© John  Vinke
© Mikha Wajnrych
Cie Mossoux-Bonté


The most insignificant things can have an unexpectedly vital potential (…) The performance is of a surgical and aesthetic precision: without emotion, the cruel and banal cycle of life.

F.R., Libération / September 2009


Monsters who give into the most terribly human of impulses: to play, to dream, to conceive, to love, to devour, to kill… Witch-like gestures lead the creator to be devoured by her own creations, just before the manipulator can rid herself of the monsters… The magician is transformed into a dishevelled and hysterical Medusa, who then reveals herself to be a fresh-face of Botticelli Madonna before donning a veil and emitting a frightening kind of braying: visibly Nicole Mossoux enjoys herself, supported in her madness by Thomas Turine, a furious and diabolically precise musician.

Fans of the Belgian artists who mix dance, theatre, music and painting in a mad physical engagement will recognize them here. For the rest: welcome to the fabulous world of Mossoux-Bonté.

Danièle Carraz, La Provence / July 2010


Kefar Nahum is fascinating from the beginning until the end - deft, inventive and full of energy – an extraordinary and consequential work with marionettes.

Matthew Isaac Cohen, Barbican Pit / January 2010


How not to be in ecstasy before such a masterful manipulation of objects, a mastery that extends to the smallest details?
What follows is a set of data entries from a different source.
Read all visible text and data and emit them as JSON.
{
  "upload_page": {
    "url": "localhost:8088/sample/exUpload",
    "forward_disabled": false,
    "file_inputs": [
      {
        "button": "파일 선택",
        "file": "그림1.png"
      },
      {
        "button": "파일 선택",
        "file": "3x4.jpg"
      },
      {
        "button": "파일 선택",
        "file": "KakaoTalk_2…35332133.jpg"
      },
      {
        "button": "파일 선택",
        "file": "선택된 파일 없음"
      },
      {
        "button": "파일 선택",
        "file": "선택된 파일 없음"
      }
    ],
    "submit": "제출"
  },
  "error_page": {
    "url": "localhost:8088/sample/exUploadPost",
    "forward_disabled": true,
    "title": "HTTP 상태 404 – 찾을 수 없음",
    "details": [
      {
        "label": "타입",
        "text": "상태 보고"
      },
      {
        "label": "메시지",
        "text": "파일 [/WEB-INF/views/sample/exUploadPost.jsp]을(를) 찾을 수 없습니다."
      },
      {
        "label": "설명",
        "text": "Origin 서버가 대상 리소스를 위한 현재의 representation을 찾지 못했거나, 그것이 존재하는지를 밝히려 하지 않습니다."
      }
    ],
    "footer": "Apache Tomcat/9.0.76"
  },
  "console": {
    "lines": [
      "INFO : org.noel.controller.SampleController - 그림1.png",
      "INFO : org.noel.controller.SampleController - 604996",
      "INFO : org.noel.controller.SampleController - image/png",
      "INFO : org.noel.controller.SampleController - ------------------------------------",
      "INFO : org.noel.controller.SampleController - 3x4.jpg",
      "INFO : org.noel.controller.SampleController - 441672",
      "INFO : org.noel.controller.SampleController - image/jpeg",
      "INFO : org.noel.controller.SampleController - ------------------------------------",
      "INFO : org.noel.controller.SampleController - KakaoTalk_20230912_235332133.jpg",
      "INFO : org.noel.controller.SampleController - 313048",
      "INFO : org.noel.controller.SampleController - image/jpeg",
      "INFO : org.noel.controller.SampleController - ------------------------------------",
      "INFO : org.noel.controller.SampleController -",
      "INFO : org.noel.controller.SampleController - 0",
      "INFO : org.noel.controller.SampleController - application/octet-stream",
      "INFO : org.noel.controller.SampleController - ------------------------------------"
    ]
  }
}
Incontestably Nicole Mossoux delivers an exemplary performance with a fresh perspective (…)

Laurence Berterls, La Libre Belgique / September 2008


With a face that does not show a single emotion, to such a degree that it appears to be made of wax, a fleshy mask behind a gas mask, Nicole Mossoux has invented a very beautiful theatre of objects (…)

Mathieu Braunstein, Télérama / October 2011


Here all is possible and nothing is what it seems.

Jean-Marie Wynants, Le Soir / November 2008